A review of Saturday's action in the men’s French Open draw, where Kyle Edmund was beaten by Fabio Fognini.
Edmund out in five
Kyle Edmund crashed out of the French Open following a five-set defeat by Fabio Fognini.
The British number one, who needed lengthy treatment on a knee injury, was sent packing in the third round 6-3 4-6 3-6 6-4 6-4 by the Italian 18th seed.
It was a curious match, full of peaks and troughs from both players. Edmund seemed tetchier than usual, appearing distracted by camera clicks from courtside photographers as he went to serve.
Fognini is famed for his fiery temper and did not disappoint, hurling his racket against the back wall after one rally went begging - but that was fairly tame for a man thrown out of the US Open last year for his bad behaviour.
Neither player looked fully fit, either. Edmund took a tumble in the first set which may have caused the knee problem, while Fognini at one stage had to have his ankle heavily strapped.
A stodgy match began with Edmund breaking the Italian's serve in the first game, only to then have to contend with a lengthy delay when, at break point down, a spectator received medical treatment.
The 16th seed survived that, but then dropped serve twice as clay-court specialist Fognini took the set.
Edmund raced into a 5-1 lead in the second while Fognini's mood was put to the test when he was called for a foot fault.
But Fognini regained his composure and pulled both breaks back before Edmund called for the trainer. It seemed to do the trick, however, as the 23-year-old immediately broke to clinch the set.
Midway through the third set it was Fognini who summoned the trainer, and Edmund put his dodgy left ankle to the test by moving him all around the court in taking a 2-1 lead.

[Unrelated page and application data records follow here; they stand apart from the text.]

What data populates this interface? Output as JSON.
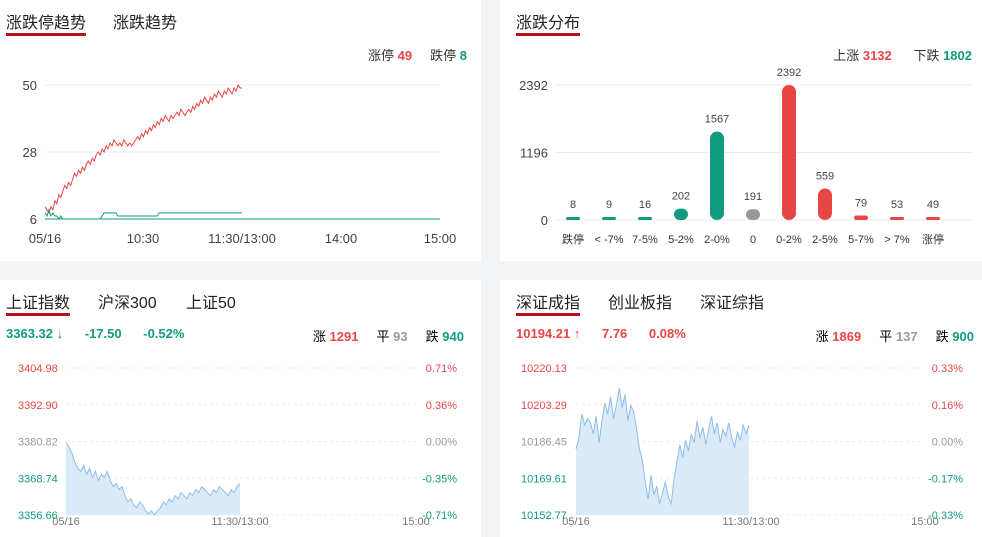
{
  "colors": {
    "up": "#e84545",
    "down": "#119b80",
    "flat": "#999999",
    "accent": "#b3161b",
    "area": "#dbeaf9",
    "area_line": "#8fbde6"
  },
  "limit_panel": {
    "tabs": [
      "涨跌停趋势",
      "涨跌趋势"
    ],
    "active_tab": 0,
    "up_label": "涨停",
    "up_count": "49",
    "down_label": "跌停",
    "down_count": "8",
    "chart_data": {
      "type": "line",
      "title": "",
      "y_ticks": [
        "50",
        "28",
        "6"
      ],
      "ylim": [
        6,
        50
      ],
      "x_ticks": [
        "05/16",
        "10:30",
        "11:30/13:00",
        "14:00",
        "15:00"
      ],
      "series": [
        {
          "name": "涨停",
          "color": "#e84545",
          "values": [
            10,
            9,
            8,
            10,
            9,
            12,
            11,
            14,
            13,
            15,
            17,
            16,
            18,
            17,
            19,
            21,
            20,
            22,
            21,
            23,
            22,
            24,
            25,
            24,
            26,
            25,
            27,
            28,
            27,
            29,
            28,
            30,
            29,
            31,
            30,
            32,
            31,
            30,
            31,
            30,
            32,
            31,
            30,
            31,
            30,
            31,
            32,
            33,
            32,
            34,
            33,
            35,
            34,
            36,
            35,
            37,
            36,
            38,
            37,
            39,
            38,
            40,
            39,
            38,
            40,
            39,
            40,
            41,
            40,
            42,
            41,
            40,
            41,
            42,
            41,
            43,
            42,
            44,
            43,
            45,
            44,
            46,
            45,
            44,
            46,
            45,
            47,
            46,
            48,
            47,
            46,
            48,
            47,
            49,
            48,
            47,
            49,
            48,
            50,
            49,
            49
          ]
        },
        {
          "name": "跌停",
          "color": "#119b80",
          "values": [
            8,
            7,
            9,
            7,
            8,
            7,
            7,
            6,
            7,
            6,
            6,
            6,
            6,
            6,
            6,
            6,
            6,
            6,
            6,
            6,
            6,
            6,
            6,
            6,
            6,
            6,
            6,
            6,
            6,
            7,
            8,
            8,
            8,
            8,
            8,
            8,
            8,
            7,
            7,
            7,
            7,
            7,
            7,
            7,
            7,
            7,
            7,
            7,
            7,
            7,
            7,
            7,
            7,
            7,
            7,
            7,
            7,
            7,
            8,
            8,
            8,
            8,
            8,
            8,
            8,
            8,
            8,
            8,
            8,
            8,
            8,
            8,
            8,
            8,
            8,
            8,
            8,
            8,
            8,
            8,
            8,
            8,
            8,
            8,
            8,
            8,
            8,
            8,
            8,
            8,
            8,
            8,
            8,
            8,
            8,
            8,
            8,
            8,
            8,
            8,
            8
          ]
        }
      ]
    }
  },
  "dist_panel": {
    "tabs": [
      "涨跌分布"
    ],
    "active_tab": 0,
    "up_label": "上涨",
    "up_count": "3132",
    "down_label": "下跌",
    "down_count": "1802",
    "chart_data": {
      "type": "bar",
      "title": "",
      "y_ticks": [
        "2392",
        "1196",
        "0"
      ],
      "ylim": [
        0,
        2392
      ],
      "categories": [
        "跌停",
        "< -7%",
        "7-5%",
        "5-2%",
        "2-0%",
        "0",
        "0-2%",
        "2-5%",
        "5-7%",
        "> 7%",
        "涨停"
      ],
      "values": [
        8,
        9,
        16,
        202,
        1567,
        191,
        2392,
        559,
        79,
        53,
        49
      ],
      "value_labels": [
        "8",
        "9",
        "16",
        "202",
        "1567",
        "191",
        "2392",
        "559",
        "79",
        "53",
        "49"
      ],
      "bar_colors": [
        "#119b80",
        "#119b80",
        "#119b80",
        "#119b80",
        "#119b80",
        "#999999",
        "#e84545",
        "#e84545",
        "#e84545",
        "#e84545",
        "#e84545"
      ]
    }
  },
  "sh_panel": {
    "tabs": [
      "上证指数",
      "沪深300",
      "上证50"
    ],
    "active_tab": 0,
    "price": "3363.32",
    "arrow": "↓",
    "change": "-17.50",
    "change_pct": "-0.52%",
    "up_label": "涨",
    "up_count": "1291",
    "flat_label": "平",
    "flat_count": "93",
    "down_label": "跌",
    "down_count": "940",
    "chart_data": {
      "type": "area",
      "title": "",
      "y_ticks_left": [
        "3404.98",
        "3392.90",
        "3380.82",
        "3368.74",
        "3356.66"
      ],
      "y_ticks_right": [
        "0.71%",
        "0.36%",
        "0.00%",
        "-0.35%",
        "-0.71%"
      ],
      "ylim": [
        3356.66,
        3404.98
      ],
      "x_ticks": [
        "05/16",
        "11:30/13:00",
        "15:00"
      ],
      "values": [
        3380.5,
        3379,
        3377,
        3374,
        3372,
        3371,
        3373,
        3370,
        3372,
        3369,
        3371,
        3368,
        3370,
        3369,
        3371,
        3368,
        3366,
        3367,
        3365,
        3366,
        3363,
        3361,
        3362,
        3360,
        3359,
        3361,
        3360,
        3358,
        3357,
        3358,
        3356.7,
        3358,
        3359,
        3361,
        3360,
        3362,
        3361,
        3363,
        3362,
        3364,
        3363,
        3362,
        3364,
        3363,
        3365,
        3364,
        3366,
        3365,
        3364,
        3363,
        3365,
        3364,
        3366,
        3365,
        3364,
        3363,
        3365,
        3364,
        3366,
        3367
      ]
    }
  },
  "sz_panel": {
    "tabs": [
      "深证成指",
      "创业板指",
      "深证综指"
    ],
    "active_tab": 0,
    "price": "10194.21",
    "arrow": "↑",
    "change": "7.76",
    "change_pct": "0.08%",
    "up_label": "涨",
    "up_count": "1869",
    "flat_label": "平",
    "flat_count": "137",
    "down_label": "跌",
    "down_count": "900",
    "chart_data": {
      "type": "area",
      "title": "",
      "y_ticks_left": [
        "10220.13",
        "10203.29",
        "10186.45",
        "10169.61",
        "10152.77"
      ],
      "y_ticks_right": [
        "0.33%",
        "0.16%",
        "0.00%",
        "-0.17%",
        "-0.33%"
      ],
      "ylim": [
        10152.77,
        10220.13
      ],
      "x_ticks": [
        "05/16",
        "11:30/13:00",
        "15:00"
      ],
      "values": [
        10183,
        10188,
        10199,
        10194,
        10197,
        10195,
        10190,
        10198,
        10186,
        10196,
        10204,
        10199,
        10207,
        10197,
        10203,
        10211,
        10202,
        10208,
        10196,
        10203,
        10200,
        10192,
        10183,
        10178,
        10168,
        10160,
        10171,
        10162,
        10166,
        10158,
        10163,
        10168,
        10161,
        10158,
        10169,
        10177,
        10185,
        10179,
        10187,
        10182,
        10190,
        10186,
        10196,
        10188,
        10193,
        10185,
        10192,
        10198,
        10190,
        10195,
        10186,
        10192,
        10189,
        10195,
        10188,
        10184,
        10191,
        10187,
        10194,
        10190,
        10194
      ]
    }
  }
}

Yet whether his knee was still bothering Edmund, or fatigue was setting in, he looked sluggish in the fourth allowing Fognini to force a decider.
Fognini was becoming increasingly agitated as the fifth set progressed, either chuntering to himself, swatting imaginary balls away or complaining about the crowd.
Edmund just needed to keep his cool, it seemed. Yet when they reached 5-4, on serve, in Fognini's favour, the man from Sanremo pounced.
Two waspish forehands brought up 0-30, then Edmund missed a forehand and found himself facing three match points.
He saved the first, but sent a forehand long in the next rally and suddenly Britain's last hope in the singles draw had tumbled out.
"Always losing in five sets is tough. But I did the best I could," the 23-year-old said.
"Sometimes it's just not your day. I have been on the opposite end, winning a few five-setters, and today just losing one.
"It's always tough when you put in lots of effort and emotion. It's what you train for.
"I had my chances, he had his chances, but he just got them. I had break points in the fifth, I just couldn't get them, and when he had his break points he obviously did.
"The margin is always very small. I have won some tight matches this year and this one is a close one I have lost."
Easy for Nadal
Rafael Nadal swatted aside the latest challenge to his seemingly inexorable march towards an 11th French Open title.
The Spaniard's strength and power on his favourite surface was too much for French 27th seed Richard Gasquet in an emphatic 6-3 6-2 6-2 win.
Nadal has yet to drop a set in this year's tournament and has now won 34 consecutive sets at Roland Garros. Most observers, and probably most players, feel he is currently invincible on the clay of Paris.
However, Nadal said: "I don't know what the others think. All I know is about me.
"What I know is I go to the court, and I know that I could very well lose. I can win, I can lose. I don't come here saying 'you can't win against me'.
"Of course I have won a lot, and it can maybe influence my opponents. But that's their thing. It's their problem. I can't answer about that."
Germany's Max Marterer, the 22-year-old world number 70, is next up to have a shot at the world number one in the last 16.
"I need to take care about what's going on. I hope to be ready to play a good match," added Nadal.
"I think I'm improving, too, every day. Playing better and better. And that's my goal and my way.
"Richard is a good friend and is a nice person. We grew up together, with a lot of talk between both of us when we were kids. Now we're older, that's all.
"It was a great feeling. It was emotional thing for me to play with him here on this court."
Home hopes dashed
French 15th seed Lucas Pouille was beaten by youngster Karen Khachanov, the Russian prevailing 6-3 7-5 6-3 to earn a clash with Alex Zverev, who is seeded number two in Paris.
Zverev's older brother, Mischa, was beaten by sixth-seeded Kyle Anderson 6-1 6-7 (3/7) 6-3 7-6 (7/4) and the South African progresses to face 11th seed Dennis Schwartzman, who saw off Borna Coric 7-5 6-3 6-3.
There was further disappointment from the home crowd as Gael Monfils followed Pouille and Gasquet in heading out of the event before the second week.
Monfils won the first set of his clash with David Goffin and also led two sets to one, before the Belgian fought back to prevail 6-7 (6/8) 6-3 4-6 7-5 6-3.